FIG. 6 is a block diagram illustrating an embodiment of a system configured to use keystroke timing information to perform auto-correction and/or completion. In the example shown, a system 602 includes one or more applications 604 running in an application framework 606 running on an operating system 608. In various embodiments, the application(s) 602, application framework 604, and operating system 606 comprise computer instructions stored in a memory or other storage comprising system 602 and executed by one or more processors comprising system 602. An input device 610 is connected to (or in some embodiments comprises an integrated part of) system 602 and is used by a user to provide input, via an input device driver 612, to operating system 608 of system 602. In some embodiments, input device 610 comprises a hardware or other keyboard. Keystrokes made by a user are interpreted by input device driver 612 which provides keystroke event information to operating system 608. Application framework 606 receives keystroke event information from operating system 608, including for each event an associated timestamp or other timing information. The application framework 606 analyzes the keystroke event information in light of a correction model 614 to determine and/or evaluate candidates for auto-correction and/or completion. In various embodiments, correction model 614 is stored in a memory or other storage comprising system 602. As keystroke information is received, entered strings and associated keyboard geometry and keystroke timing information are evaluated, as described herein, to identify and evaluate to suitability for suggestion of replacement candidates. If a replacement candidate having higher than a threshold degree of confidence or other score is identified, the replacement candidate is selected to be suggested or, in some embodiments and/or if configured, to be used automatically to replace the string entered by the user via the input device 610. In some embodiments, the application framework 604 is configured to provide to applications 602, via an API, an auto-correction service configured to suggest replacement candidates for strings entered by a user in the context of an application running on the application framework. The application(s) may be configured by their respective developers to access and use the service, and if so determine the manner to present and/or otherwise use replacement suggestions received from the application framework 604 via the API.
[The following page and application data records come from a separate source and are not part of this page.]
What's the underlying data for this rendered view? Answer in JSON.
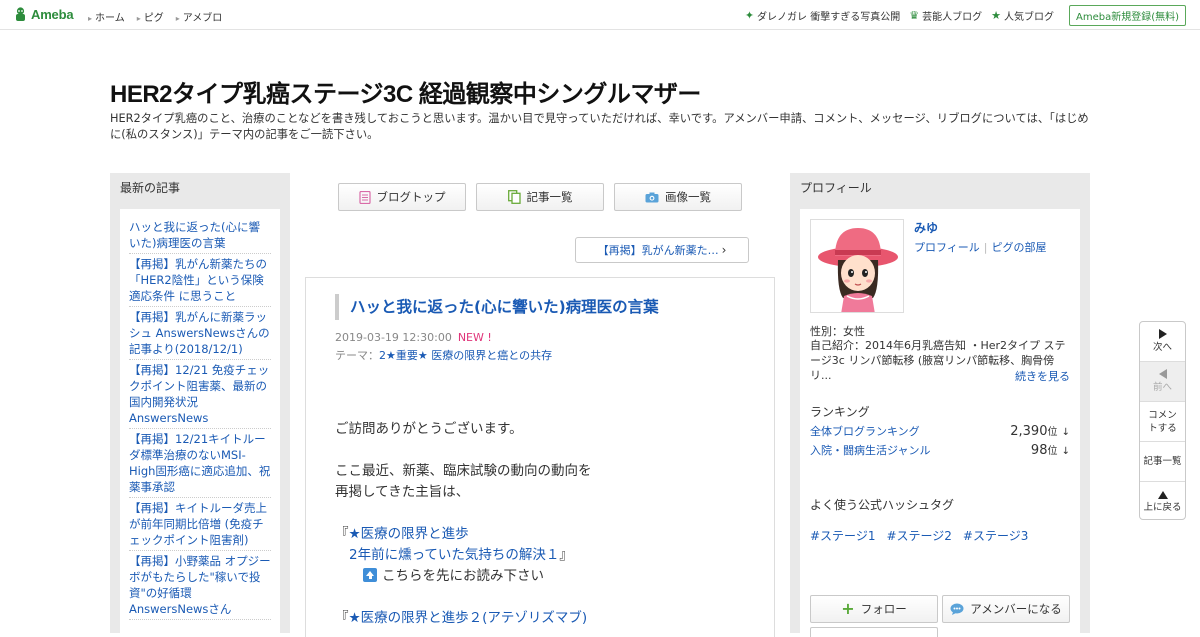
{
  "header": {
    "logo_text": "Ameba",
    "nav": [
      "ホーム",
      "ピグ",
      "アメブロ"
    ],
    "right_links": [
      {
        "icon": "sparkle-icon",
        "label": "ダレノガレ 衝撃すぎる写真公開"
      },
      {
        "icon": "crown-icon",
        "label": "芸能人ブログ"
      },
      {
        "icon": "star-icon",
        "label": "人気ブログ"
      }
    ],
    "register_label": "Ameba新規登録(無料)"
  },
  "blog": {
    "title": "HER2タイプ乳癌ステージ3C 経過観察中シングルマザー",
    "description": "HER2タイプ乳癌のこと、治療のことなどを書き残しておこうと思います。温かい目で見守っていただければ、幸いです。アメンバー申請、コメント、メッセージ、リブログについては、「はじめに(私のスタンス)」テーマ内の記事をご一読下さい。"
  },
  "left_sidebar": {
    "heading": "最新の記事",
    "recent_articles": [
      "ハッと我に返った(心に響いた)病理医の言葉",
      "【再掲】乳がん新薬たちの「HER2陰性」という保険適応条件 に思うこと",
      "【再掲】乳がんに新薬ラッシュ AnswersNewsさんの記事より(2018/12/1)",
      "【再掲】12/21 免疫チェックポイント阻害薬、最新の国内開発状況 AnswersNews",
      "【再掲】12/21キイトルーダ標準治療のないMSI-High固形癌に適応追加、祝 薬事承認",
      "【再掲】キイトルーダ売上が前年同期比倍増 (免疫チェックポイント阻害剤)",
      "【再掲】小野薬品 オプジーボがもたらした\"稼いで投資\"の好循環 AnswersNewsさん"
    ]
  },
  "blog_nav": {
    "top_label": "ブログトップ",
    "list_label": "記事一覧",
    "images_label": "画像一覧",
    "prev_article_label": "【再掲】乳がん新薬た…"
  },
  "article": {
    "title": "ハッと我に返った(心に響いた)病理医の言葉",
    "date": "2019-03-19 12:30:00",
    "new_badge": "NEW !",
    "theme_prefix": "テーマ：",
    "theme": "2★重要★ 医療の限界と癌との共存",
    "body": {
      "greeting": "ご訪問ありがとうございます。",
      "line1": "ここ最近、新薬、臨床試験の動向の動向を",
      "line2": "再掲してきた主旨は、",
      "quote1_open": "『",
      "quote1_link": "★医療の限界と進歩",
      "quote1_link2": "2年前に燻っていた気持ちの解決１",
      "quote1_close": "』",
      "read_first": "こちらを先にお読み下さい",
      "quote2_open": "『",
      "quote2_link": "★医療の限界と進歩２(アテゾリズマブ)"
    }
  },
  "profile": {
    "heading": "プロフィール",
    "name": "みゆ",
    "profile_link": "プロフィール",
    "pig_link": "ピグの部屋",
    "gender": "性別：女性",
    "intro": "自己紹介：2014年6月乳癌告知 ・Her2タイプ ステージ3c リンパ節転移 (腋窩リンパ節転移、胸骨傍リ...",
    "more_label": "続きを見る",
    "ranking_heading": "ランキング",
    "rankings": [
      {
        "label": "全体ブログランキング",
        "value": "2,390",
        "unit": "位",
        "trend": "↓"
      },
      {
        "label": "入院・闘病生活ジャンル",
        "value": "98",
        "unit": "位",
        "trend": "↓"
      }
    ],
    "hashtag_heading": "よく使う公式ハッシュタグ",
    "hashtags": [
      "#ステージ1",
      "#ステージ2",
      "#ステージ3"
    ],
    "follow_label": "フォロー",
    "amember_label": "アメンバーになる"
  },
  "side_nav": {
    "next": "次へ",
    "prev": "前へ",
    "comment": "コメントする",
    "list": "記事一覧",
    "top": "上に戻る"
  },
  "colors": {
    "brand_green": "#2d8c3c",
    "link_blue": "#1a5ab4",
    "new_pink": "#e0357a"
  }
}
Although the foregoing embodiments have been described in some detail for purposes of clarity of understanding, the invention is not limited to the details provided. There are many alternative ways of implementing the invention. The disclosed embodiments are illustrative and not restrictive.